11th February 2003, 18:23
Originally posted by stir
they purchased a very resilient foam product which they cut into uniform squares and put a wooden frame down on top of. They then laid plywood on top of this and finished it up with their tatami.

Can you tell us what kind of foam they used? I have looked at foam blocks sold by Tiffin, but if I could get something cheaper I would be interested.


David Russell
11th February 2003, 19:03
When I built my floor I did the same thing.
The foam type is "closed cell foam"
Closed cell foam doesn't absorb water and it also returns to it's shape after pressure is put on it.

I bought 4"x4"x2" blocks from the folks at zebra mats.
Glued them to the plywood with "liquid nails". Space them about 2 feet apart.

I took pictures of how I put my floor together if anyone is interested let me know and I'll send the pictures to you.

David Russell

11th February 2003, 22:12
Originally posted by mamboking

Can you tell us what kind of foam they used? I have looked at foam blocks sold by Tiffin, but if I could get something cheaper I would be interested.


I'll definately let you know as soon as i find out.
Just so you know, this stuff wasn't in squares.. it was really big.. like the size of a tatami, and they cut their own 9"x9" squares out of it.
For a 150 tatami dojo, it costed them around $2,800 canadian dollars, which is like $100 USD ;)

12th February 2003, 01:54
Originally posted by David Russell

I took pictures of how I put my floor together if anyone is interested let me know and I'll send the pictures to you.


I would be very interested in seeing those pictures. You can email them to mambos@adelphia.net.


12th February 2003, 23:03

Thanks for the pictures. You did a great job on your floor! I hope mine turns out half as good.

One question though, how much were the blocks from Zebra? They aren't listed on their website.

Thanks again,

12th February 2003, 23:05
Sorry, duplicate post.

David Russell
12th February 2003, 23:24
Hi Kevin,

The blocks cost me an average of $1.50 each.

I made a mistake and didn't order enough blocks the first time (actually it was because I decided to order a few more mats after I had bought the first order of mats and foam). If I had ordered them all at once they would have been cheaper.

There is a minimum processing cost whereever he gets the foam.
There is only a $1 difference between buying 25 blocks or 50 blocks. The price per block will be cheaper depending on how many you get.

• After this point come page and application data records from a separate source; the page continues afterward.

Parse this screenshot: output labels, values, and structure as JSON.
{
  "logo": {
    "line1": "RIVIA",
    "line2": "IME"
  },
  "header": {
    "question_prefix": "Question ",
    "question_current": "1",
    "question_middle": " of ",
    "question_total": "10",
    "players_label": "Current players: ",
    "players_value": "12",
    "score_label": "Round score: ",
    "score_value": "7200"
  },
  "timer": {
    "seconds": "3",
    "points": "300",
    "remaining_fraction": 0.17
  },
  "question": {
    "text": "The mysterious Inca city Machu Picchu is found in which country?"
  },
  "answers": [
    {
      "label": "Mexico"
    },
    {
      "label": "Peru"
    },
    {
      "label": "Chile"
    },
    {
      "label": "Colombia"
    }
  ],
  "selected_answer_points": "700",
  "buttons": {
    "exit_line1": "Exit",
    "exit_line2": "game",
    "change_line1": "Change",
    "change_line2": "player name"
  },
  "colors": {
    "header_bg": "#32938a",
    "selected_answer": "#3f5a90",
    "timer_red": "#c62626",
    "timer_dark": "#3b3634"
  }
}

You may be able to find a local foam manufacturer and save some money or you can contact Chuck at Zebra and tell him how many you need and he will get a quote for you. Make sure you buy a few more blocks than you think you need. :)

David Russell

14th February 2003, 21:50
Where I began practicing Aikido, there are folding mats placed over a tiled floor of concrete. Where I teach I have folding mats that are placed over a carpeted conctete floor. I don't know what type of mats are at my sensei's dojo, but I purchased mats, relatively inexpensive mats, a couple of years ago. They are wonderful for breakfalls and offer a real firm walking surface as well. I don't have the company's information on me as I am at work, but if you would like to e-mail me I would be more than happy to give you their name and number.